Eric Rufe, U.S. Northeast Sales Manager, EDAX
“Dad, do you want to see someone cut an arrow in half with a sword?”
That is the sort of question I’ve come to expect from my 13-year old son. Lately, he and his friends watch a YouTube show where two intrepid scientists conduct all sorts of crazy experiments, record with a high-speed camera, and play the results back in slow motion. In this case, one guy shot an arrow at the other, who managed to cut it in half in mid-flight on his first attempt. In other videos, they burst water balloons and spin flaming steel wool to create cascades of sparks. All these experiments are recorded with a high-speed camera and played back in slow motion. It is really a lot of fun to watch. And, I noticed the camera they use is made by AMETEK!
I have been paying attention to AMETEK high-speed cameras lately, in a tangential way. Let me explain. I joined EDAX just over one year ago as Northeast Sales Manager. At EDAX, I handle the EDS, WDS, EBSD and µ-XRF products. Although I used some of these products as a student, that was a long time ago. During most of my career I worked with other types of microscopy techniques, and the EDAX technology has advanced dramatically during that time. For example, silicon drift detectors with thermoelectric cooling had replaced the SiLi detectors form my student days, which mean no more filling up a LN2 dewar (Figure 1). Joining EDAX meant that I had a lot to learn and I had to learn it quickly.
Fortunately, EDAX has a lot of resources to bring me up to speed. EDAX does a good job of presenting webinars on new techniques and recent developments. These are all archived on the EDAX website, along with videos of presentations recorded at different meetings and workshops. I counted 94 different presentations dating back to 2014 and quickly set to work watching and learning. EDAX also has a lot of literature available through the website: product brochures, data sheets, articles, presentations, and essential knowledge briefings. Somewhere over 120 pieces of literature.
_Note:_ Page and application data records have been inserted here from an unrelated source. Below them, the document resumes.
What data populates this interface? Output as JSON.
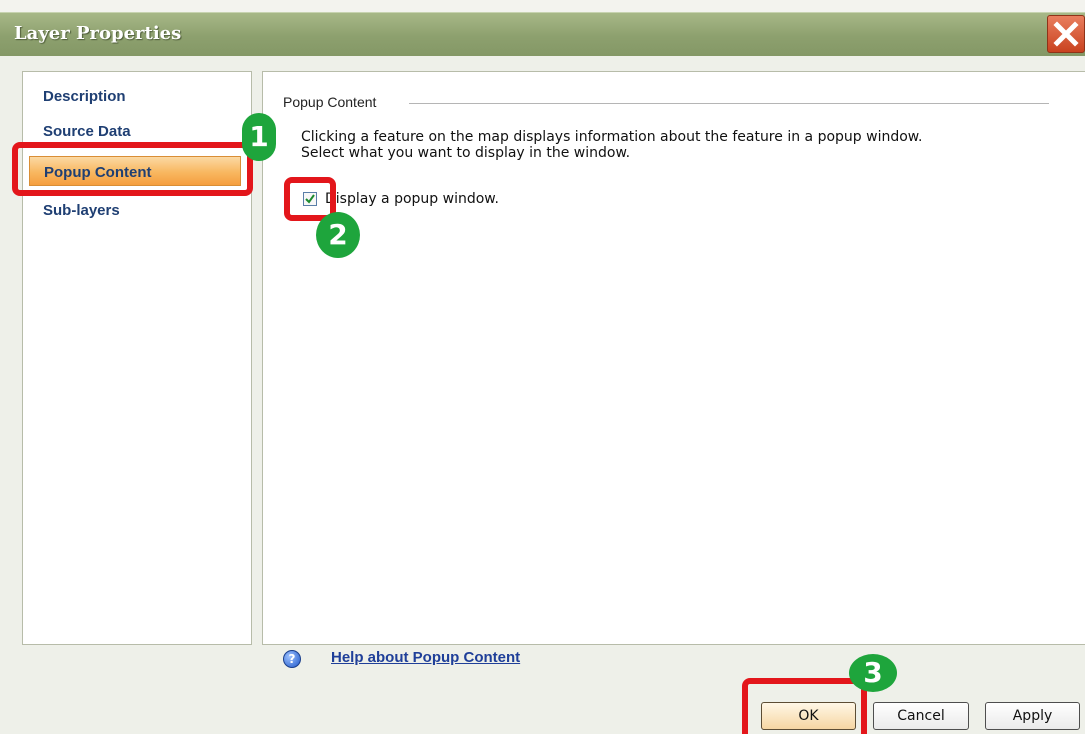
{
  "window": {
    "title": "Layer Properties"
  },
  "nav": {
    "items": [
      {
        "label": "Description"
      },
      {
        "label": "Source Data"
      },
      {
        "label": "Popup Content"
      },
      {
        "label": "Sub-layers"
      }
    ],
    "selected": "Popup Content"
  },
  "content": {
    "section_title": "Popup Content",
    "description_line1": "Clicking  a feature on the map displays information about the feature in a popup window.",
    "description_line2": "Select what you want to display in the window.",
    "checkbox_label": "Display a popup window.",
    "checkbox_checked": true,
    "help_link": "Help about Popup Content"
  },
  "buttons": {
    "ok": "OK",
    "cancel": "Cancel",
    "apply": "Apply"
  },
  "annotations": {
    "step1": "1",
    "step2": "2",
    "step3": "3"
  },
  "colors": {
    "highlight": "#e3161b",
    "badge": "#1ea53c",
    "selected": "#f8b760"
  }
}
One of the benefits of the Northeast territory is that the EDAX headquarters is in my territory, located in Mahwah, NJ. This proximity makes it easy for me to bring customers to Mahwah for demonstrations. As you enter the demonstration area in Mahwah, you are greeted by a group of signs showing all of the different companies within AMETEK’ s Materials Analysis Division (MAD) (Figure 2). EDAX is one of several companies in MAD, along with CAMECA, Amptek, SPECTRO, Forza Silicon and Vision Research. There is some cross-pollination among these different companies, and I like to tell the story that EDAX is part of a larger group of related technologies. So, I made it a point to also learn something about each of these different companies and set about examining their websites.
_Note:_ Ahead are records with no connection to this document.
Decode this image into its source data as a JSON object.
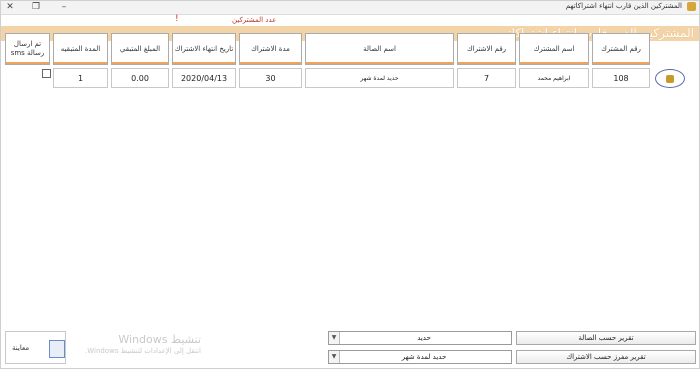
{
  "window": {
    "title": "المشتركين الذين قارب انتهاء اشتراكاتهم",
    "close_label": "✕",
    "restore_label": "❐",
    "minimize_label": "–"
  },
  "header": {
    "count_label": "عدد المشتركين",
    "count_marker": "!",
    "banner": "المشتركين الذين قارب انتهاء اشتراكاتهم"
  },
  "table": {
    "columns": [
      "رقم المشترك",
      "اسم المشترك",
      "رقم الاشتراك",
      "اسم الصالة",
      "مدة الاشتراك",
      "تاريخ انتهاء الاشتراك",
      "المبلغ المتبقي",
      "المدة المتبقيه",
      "تم ارسال رسالة sms"
    ],
    "rows": [
      {
        "member_no": "108",
        "member_name": "ابراهيم محمد",
        "subscription_no": "7",
        "hall_name": "حديد لمدة شهر",
        "duration": "30",
        "end_date": "2020/04/13",
        "remaining_amount": "0.00",
        "remaining_period": "1",
        "sms_sent": false
      }
    ]
  },
  "footer": {
    "print_label": "معاينة",
    "watermark_line1": "تنشيط Windows",
    "watermark_line2": "انتقل إلى الإعدادات لتنشيط Windows.",
    "hall_report_button": "تقرير حسب الصالة",
    "subscription_report_button": "تقرير مفرز حسب الاشتراك",
    "hall_combo_value": "حديد",
    "subscription_combo_value": "حديد لمدة شهر",
    "combo_arrow": "▼"
  },
  "colors": {
    "banner_bg": "#f3d4a8",
    "header_accent": "#f0a35a",
    "count_label_color": "#c0392b"
  }
}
Now we come back to the high-speed cameras. One of the sister companies makes high-speed cameras for a variety of applications. They have many great slow motions videos on their web page, including ballistics tests, water droplets, flying insects, and an exploding strawberry (yes, an exploding strawberry).
Collaboration with this sister company resulted in the Velocity™ EBSD camera, with collection speeds up to 4,500 indexed points per second. This is the fastest EBSD camera available, and it has been fun to demonstrate the speed to customers. Large maps that may require an overnight run can now be completed in minutes. The first generation of the Velocity™ EBSD Systems was launched in June 2018 with speeds up to 3,000 fps. This release date was shortly before I joined EDAX. The faster Velocity֭™, the Velocity™ Super EBSD Systems, were launched in March 2019. Only 9 months later, the new Velocity™ has a 50% increase in speed (Figure 3).
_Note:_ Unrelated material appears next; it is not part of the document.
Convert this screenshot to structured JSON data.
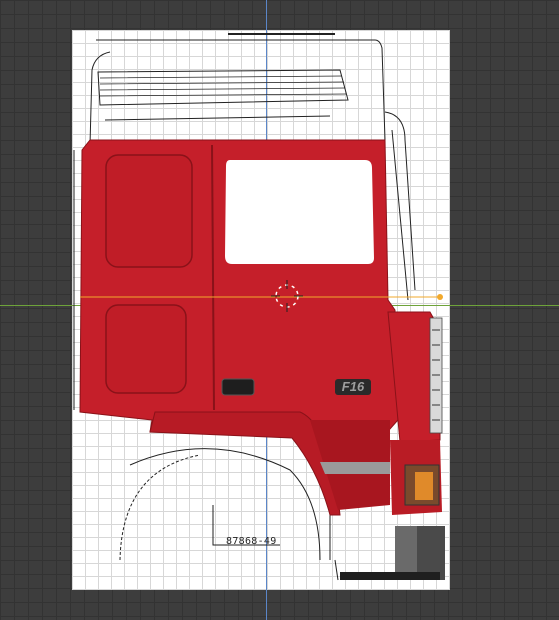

|Figure 3. EDAX Velocity™ Super EBSD Camera (left) and an EBSD orientation map from an additively manufactured Inconel 718 collected at 4,500 indexed points per second at 25 nA beam current (right).|
There has been a rapid release of new and improved products since I joined, in addition to the developments in the Velocity™ camera. EDAX released a 160 mm2 EDS detector for TEM, the Elite T Ultra. APEX™ software development has continued, and now APEX™ is available on the Element, Octane Elect, and Octane Elite EDS Systems. We are on the verge of releasing APEX™ for EBSD as well. New EBSD software (OIM Matrix™) has been released, which includes dynamic pattern simulation and dictionary indexing. In November, we will host a webinar on EBSD using a Direct Electron Detector.
The challenge I have been facing over the past 12 months is that no matter how fast I read, and watch, and learn, it seems there is always something new. I am reminded of the Red Queen, in Through the Looking-Glass, explaining to Alice:
“Now, here, you see, it takes all the running you can do, to keep in the same place”.